At the core of the formula is Education. This addition further amplifies a key principle for the department. TSU’s SNAP Education programs’ mission is to educate those with SNAP benefits (and those eligible for benefits) on how to live a healthier life in order to be a strong contributor to the community. 

Next is Planning. By learning planning strategies, community members learn ways to implement lessons. Shop, cook, eat are to follow planning. This is the stage in which planning and education are implemented to create change. Move is the last phase of the cycle. During the move phase, participants are encouraged to engage in exercises learned in the education phase to complete the cycle. By following the phases in the Healthy Community Formula, community members learn and implement strategies for changing and maintaining a healthy community. 

The strategy for the brand identity refresh and content development centered around the Healthy Community Formula. The Healthy Community Formula is a tool that can help staff produce content for the program. The formula is the beginning of their theory of change.


Once the Healthy Community Formula was created, it was implemented throughout the brand refresh. It was implemented on everything from color, typography, icons and marketing collateral. 


The custom sketched and illustrated icons were inspired by the steps in the Healthy Community Formula.
Educate became a light bulb,
Plan became a list,
Shop became a green apple,
Eat became a fork and spoon,
Cook became a bowl of soup,
and Move became a running sneaker. 

The icons were created to bring visual interest to the overall design and helped to prompt readers of what was to come in the materials.  


The colors selected for the refresh were fresh, and vibrant. They are similar to those previously used for brand recognition but re-imagined based on consumer behavior and the psychology of color. 

The color tangerine evokes feelings of optimism, motivation, and warmth.
Lime conjures an aura of health, balance and positivity. 
Goldenberry inspires happiness, optimism, and clarity. 
Blueberry confirms trustworthiness. It is also an important color because it is the official color of Tennessee State University. 

With the main brand colors, opaque colors were selected to be used as textures to treat small areas of a design. 


The typefaces selected for the brand refresh are: Omnes, and Acumin Pro Wide; with Avenir and Calibri selected as alternatives for those using Microsoft products. 

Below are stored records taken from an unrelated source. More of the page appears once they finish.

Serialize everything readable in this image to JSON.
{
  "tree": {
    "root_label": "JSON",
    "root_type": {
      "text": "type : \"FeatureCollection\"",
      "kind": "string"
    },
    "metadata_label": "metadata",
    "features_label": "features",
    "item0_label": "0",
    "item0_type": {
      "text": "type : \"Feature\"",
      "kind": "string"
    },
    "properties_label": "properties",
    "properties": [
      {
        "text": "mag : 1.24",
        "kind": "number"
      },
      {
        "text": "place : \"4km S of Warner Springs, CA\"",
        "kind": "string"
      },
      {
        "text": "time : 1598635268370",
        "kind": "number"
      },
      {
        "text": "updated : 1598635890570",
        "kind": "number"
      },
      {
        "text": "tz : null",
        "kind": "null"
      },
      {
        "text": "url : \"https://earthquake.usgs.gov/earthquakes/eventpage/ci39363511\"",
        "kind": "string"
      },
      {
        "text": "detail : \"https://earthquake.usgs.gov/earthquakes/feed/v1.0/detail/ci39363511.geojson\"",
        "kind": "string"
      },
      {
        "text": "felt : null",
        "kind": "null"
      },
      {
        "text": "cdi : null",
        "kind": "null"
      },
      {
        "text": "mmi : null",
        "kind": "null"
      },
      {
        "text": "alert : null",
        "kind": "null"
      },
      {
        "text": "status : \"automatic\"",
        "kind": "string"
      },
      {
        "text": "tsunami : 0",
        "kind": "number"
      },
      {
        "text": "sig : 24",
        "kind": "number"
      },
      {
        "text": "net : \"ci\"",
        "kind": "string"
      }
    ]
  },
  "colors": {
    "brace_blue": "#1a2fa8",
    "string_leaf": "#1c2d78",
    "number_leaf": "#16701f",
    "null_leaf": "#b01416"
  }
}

Shop, cook, eat appear as lower-case words because our research and experience indicates lower case brand names are perceived to be friendlier, and more approachable. The rounded of the type is also important for setting the tone of the brand. We wanted the audience to feel the program is friendly, fresh and engaging. 

Content and Tool kit

The tool kit and marketing material aided the brand mark, colors, and icons together to tell a story. It also served to bring action to the Healthy Community theory into action. 

Three templates were created: one letter sized flyer, one letter sized fold-able recipe booklet, and one folded tabloid sized zine.

It's important to note that these materials were developed with team capacity in mind. The folding method of the newsletter and recipe booklet helps cut down on excess paper and ink waste. It also creates the look of a booklet without the need for binding or high production costs. The small size of the folded booklets makes it easy to store and more likely for participants to save for future reference. 

We also created these materials to be printed on an in-office printer in full color or black and white.  


The Tennessee State University SNAP Education team now has a set of tangible tools, that they've been trained on, that encourages a stronger baseline for gathering data. And also, they have a new way to tell their story to the community and educate participants on how to plan, shop, cook, eat, and move to build and live in a healthier community.